onward. I continue along the rough forgotten path and reach a clearing. Since it's fall the clearing appears to be nothing more than an open field with tall grass. However, in the spring it is a wonderful garden of wildflowers.
In the distance beyond the open field I can see a house. In it's the type of condition you would expect a random house in the forest to be in, a little run down, but quaint all the same. I walk over to it, and peer in the window. In side I can see what used to be a living room. There are some chairs and other furniture laying on the floor. In the center of the room there is a fire place, and on the mantle there is a vase. The vase that sits upon the mantle of the abandoned house is just a plain glass vase. It is not too tall, about the height of a two litre bottle of soda. It has a very simple ripple pattern in it. It's old and dust, the bottom of the outside has a reddish brown ring on it from sitting on the mantle for so long. Inside dust has collected and there are a few green spots from the mold that grew on the water that was left there after flowers once sat in it.

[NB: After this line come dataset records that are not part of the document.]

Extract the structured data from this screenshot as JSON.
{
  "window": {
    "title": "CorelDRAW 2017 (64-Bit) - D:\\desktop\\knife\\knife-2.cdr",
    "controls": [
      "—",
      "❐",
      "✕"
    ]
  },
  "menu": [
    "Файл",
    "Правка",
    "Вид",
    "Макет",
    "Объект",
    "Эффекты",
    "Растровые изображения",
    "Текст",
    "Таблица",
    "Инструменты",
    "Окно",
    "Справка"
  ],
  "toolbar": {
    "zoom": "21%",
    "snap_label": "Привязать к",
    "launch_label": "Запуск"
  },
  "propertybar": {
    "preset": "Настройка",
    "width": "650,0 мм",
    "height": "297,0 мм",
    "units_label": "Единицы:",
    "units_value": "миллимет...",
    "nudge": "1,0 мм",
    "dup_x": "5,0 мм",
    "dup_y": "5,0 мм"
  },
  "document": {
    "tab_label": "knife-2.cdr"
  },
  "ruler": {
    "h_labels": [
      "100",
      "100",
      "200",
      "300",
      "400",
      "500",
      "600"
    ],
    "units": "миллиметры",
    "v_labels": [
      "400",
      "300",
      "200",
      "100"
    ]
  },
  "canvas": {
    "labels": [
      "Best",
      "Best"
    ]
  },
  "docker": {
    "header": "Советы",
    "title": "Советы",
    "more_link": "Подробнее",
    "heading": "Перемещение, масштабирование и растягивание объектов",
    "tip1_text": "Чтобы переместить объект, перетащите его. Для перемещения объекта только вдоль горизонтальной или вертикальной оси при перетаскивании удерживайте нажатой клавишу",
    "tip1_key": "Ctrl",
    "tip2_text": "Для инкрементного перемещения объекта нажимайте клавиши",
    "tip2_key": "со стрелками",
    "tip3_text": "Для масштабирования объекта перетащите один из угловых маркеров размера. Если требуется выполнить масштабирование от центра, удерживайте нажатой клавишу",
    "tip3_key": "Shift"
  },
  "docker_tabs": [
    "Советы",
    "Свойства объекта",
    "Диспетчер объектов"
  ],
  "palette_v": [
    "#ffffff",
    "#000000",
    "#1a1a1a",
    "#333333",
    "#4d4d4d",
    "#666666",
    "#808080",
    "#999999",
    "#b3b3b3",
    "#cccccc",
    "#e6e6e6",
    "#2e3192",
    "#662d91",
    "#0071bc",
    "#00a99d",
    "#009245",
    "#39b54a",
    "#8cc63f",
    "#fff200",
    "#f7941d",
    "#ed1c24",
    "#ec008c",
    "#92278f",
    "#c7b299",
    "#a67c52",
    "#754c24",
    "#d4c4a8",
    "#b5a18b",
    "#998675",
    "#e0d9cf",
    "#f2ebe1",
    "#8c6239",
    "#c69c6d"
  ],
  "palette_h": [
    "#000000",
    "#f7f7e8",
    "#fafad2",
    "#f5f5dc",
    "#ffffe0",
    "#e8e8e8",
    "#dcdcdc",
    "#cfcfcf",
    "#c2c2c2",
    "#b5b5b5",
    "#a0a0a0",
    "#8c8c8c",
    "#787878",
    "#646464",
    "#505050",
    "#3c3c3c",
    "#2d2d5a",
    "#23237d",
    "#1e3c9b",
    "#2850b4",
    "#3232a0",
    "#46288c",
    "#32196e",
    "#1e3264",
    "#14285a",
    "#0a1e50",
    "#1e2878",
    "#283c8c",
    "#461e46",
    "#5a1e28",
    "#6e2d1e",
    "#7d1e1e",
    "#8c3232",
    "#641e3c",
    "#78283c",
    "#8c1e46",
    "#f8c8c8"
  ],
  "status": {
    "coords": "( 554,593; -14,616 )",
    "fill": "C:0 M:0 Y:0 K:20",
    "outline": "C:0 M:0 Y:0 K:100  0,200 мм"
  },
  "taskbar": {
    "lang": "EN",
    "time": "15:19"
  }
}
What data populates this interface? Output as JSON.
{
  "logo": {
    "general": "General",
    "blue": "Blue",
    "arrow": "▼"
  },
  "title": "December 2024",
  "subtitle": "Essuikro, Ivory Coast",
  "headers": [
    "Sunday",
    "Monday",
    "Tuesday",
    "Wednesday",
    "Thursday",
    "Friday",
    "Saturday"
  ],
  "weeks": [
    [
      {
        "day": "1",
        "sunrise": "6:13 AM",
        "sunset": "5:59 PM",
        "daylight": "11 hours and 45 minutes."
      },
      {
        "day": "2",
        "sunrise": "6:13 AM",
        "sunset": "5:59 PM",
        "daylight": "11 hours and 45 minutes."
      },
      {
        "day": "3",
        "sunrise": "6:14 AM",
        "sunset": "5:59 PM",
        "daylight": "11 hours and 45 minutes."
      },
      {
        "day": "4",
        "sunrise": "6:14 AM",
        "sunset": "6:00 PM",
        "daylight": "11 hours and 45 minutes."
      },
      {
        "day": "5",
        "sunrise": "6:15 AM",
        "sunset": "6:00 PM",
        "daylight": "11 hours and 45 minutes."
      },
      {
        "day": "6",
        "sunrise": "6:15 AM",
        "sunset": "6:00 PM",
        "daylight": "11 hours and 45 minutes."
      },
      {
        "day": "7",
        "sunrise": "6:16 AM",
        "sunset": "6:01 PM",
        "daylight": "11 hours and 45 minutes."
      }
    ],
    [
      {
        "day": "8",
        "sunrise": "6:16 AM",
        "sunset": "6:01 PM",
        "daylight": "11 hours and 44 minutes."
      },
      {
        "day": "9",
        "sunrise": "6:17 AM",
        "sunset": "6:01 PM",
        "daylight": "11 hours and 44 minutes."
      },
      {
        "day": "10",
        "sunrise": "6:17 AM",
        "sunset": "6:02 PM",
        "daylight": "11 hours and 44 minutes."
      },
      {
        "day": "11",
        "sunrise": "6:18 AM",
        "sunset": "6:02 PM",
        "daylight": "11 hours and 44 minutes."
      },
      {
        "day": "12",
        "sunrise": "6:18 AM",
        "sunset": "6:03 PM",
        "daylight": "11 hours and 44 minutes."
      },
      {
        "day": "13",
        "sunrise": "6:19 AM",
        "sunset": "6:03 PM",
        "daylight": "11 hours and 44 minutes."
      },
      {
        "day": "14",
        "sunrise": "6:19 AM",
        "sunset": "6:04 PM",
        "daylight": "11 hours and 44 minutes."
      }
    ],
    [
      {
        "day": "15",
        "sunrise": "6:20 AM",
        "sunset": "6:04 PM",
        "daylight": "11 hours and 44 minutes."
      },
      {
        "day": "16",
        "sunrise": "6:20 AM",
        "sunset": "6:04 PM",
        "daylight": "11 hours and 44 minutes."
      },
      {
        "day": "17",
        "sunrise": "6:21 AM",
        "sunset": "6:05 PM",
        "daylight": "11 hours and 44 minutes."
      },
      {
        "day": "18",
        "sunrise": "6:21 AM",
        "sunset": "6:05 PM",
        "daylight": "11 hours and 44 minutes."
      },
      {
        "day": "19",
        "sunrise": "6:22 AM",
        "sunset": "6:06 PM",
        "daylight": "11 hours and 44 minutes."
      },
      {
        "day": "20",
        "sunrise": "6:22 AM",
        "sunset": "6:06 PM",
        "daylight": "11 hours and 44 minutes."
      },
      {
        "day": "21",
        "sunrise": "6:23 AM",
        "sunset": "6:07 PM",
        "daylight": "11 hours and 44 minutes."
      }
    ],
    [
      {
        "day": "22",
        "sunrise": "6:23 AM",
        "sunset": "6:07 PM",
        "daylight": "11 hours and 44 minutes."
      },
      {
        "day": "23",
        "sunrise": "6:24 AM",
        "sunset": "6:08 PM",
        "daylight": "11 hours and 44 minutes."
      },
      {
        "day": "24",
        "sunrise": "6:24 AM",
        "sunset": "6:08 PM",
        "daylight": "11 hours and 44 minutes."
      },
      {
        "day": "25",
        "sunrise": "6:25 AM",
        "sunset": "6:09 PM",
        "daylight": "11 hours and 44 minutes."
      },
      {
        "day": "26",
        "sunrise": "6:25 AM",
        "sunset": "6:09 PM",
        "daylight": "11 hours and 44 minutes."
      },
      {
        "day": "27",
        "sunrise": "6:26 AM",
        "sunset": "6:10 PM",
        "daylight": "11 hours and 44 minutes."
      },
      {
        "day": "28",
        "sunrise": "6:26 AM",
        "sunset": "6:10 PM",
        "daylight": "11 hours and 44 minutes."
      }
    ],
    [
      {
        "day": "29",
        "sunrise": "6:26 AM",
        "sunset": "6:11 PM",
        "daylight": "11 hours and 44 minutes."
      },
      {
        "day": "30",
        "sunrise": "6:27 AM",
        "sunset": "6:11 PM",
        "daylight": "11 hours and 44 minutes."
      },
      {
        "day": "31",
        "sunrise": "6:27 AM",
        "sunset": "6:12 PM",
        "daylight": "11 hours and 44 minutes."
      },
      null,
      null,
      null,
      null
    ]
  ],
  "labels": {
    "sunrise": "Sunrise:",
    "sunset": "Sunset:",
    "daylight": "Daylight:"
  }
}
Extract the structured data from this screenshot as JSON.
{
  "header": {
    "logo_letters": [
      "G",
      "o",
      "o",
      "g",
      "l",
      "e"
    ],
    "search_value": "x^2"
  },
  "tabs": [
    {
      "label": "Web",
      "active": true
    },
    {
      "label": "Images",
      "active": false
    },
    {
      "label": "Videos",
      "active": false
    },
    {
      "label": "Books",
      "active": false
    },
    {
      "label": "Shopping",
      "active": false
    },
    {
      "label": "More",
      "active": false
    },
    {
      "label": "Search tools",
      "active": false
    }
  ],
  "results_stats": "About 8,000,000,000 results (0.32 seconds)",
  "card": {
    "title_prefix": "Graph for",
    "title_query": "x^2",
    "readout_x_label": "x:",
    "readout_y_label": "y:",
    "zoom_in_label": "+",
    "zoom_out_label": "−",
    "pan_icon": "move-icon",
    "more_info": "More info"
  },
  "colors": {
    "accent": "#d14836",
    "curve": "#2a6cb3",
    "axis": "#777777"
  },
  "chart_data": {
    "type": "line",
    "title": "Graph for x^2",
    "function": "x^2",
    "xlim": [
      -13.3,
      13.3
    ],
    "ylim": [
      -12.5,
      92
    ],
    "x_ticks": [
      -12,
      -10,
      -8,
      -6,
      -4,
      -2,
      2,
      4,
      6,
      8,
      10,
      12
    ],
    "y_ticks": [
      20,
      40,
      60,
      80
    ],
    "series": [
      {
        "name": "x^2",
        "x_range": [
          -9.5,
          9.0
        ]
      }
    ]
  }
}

As I leave the house and run away, I think that I am following a path, but it is merely a coincidental placing of trees and a small trodden way that was probably walked by a deer at some time. It is getting darker. The sky is a cool grey. The type of grey sky that makes any fall day beautiful because you know that if it were not for the colors of the tree leaves, the world would be cold and stark. I happen to reach some steps, built by the park rangers. They lead down a hill to a river. The river is not huge but it is cosiderably bigger than the stream I saw earlier. There are man made stepping stones that I walk across to get to the other side. On the other side is an orange plastic fence that sits just above the embankment. It's like the fences they have by the music hall. I know not to climb over it because all that lies on the other side is the end of the forest and the beginning of a construction site. In fact, the fence was probably put there by the developer who wants to keep me out. So I stand there and look across the fence knowing that the forest still lies behind me, while there is nothing beyone the fence.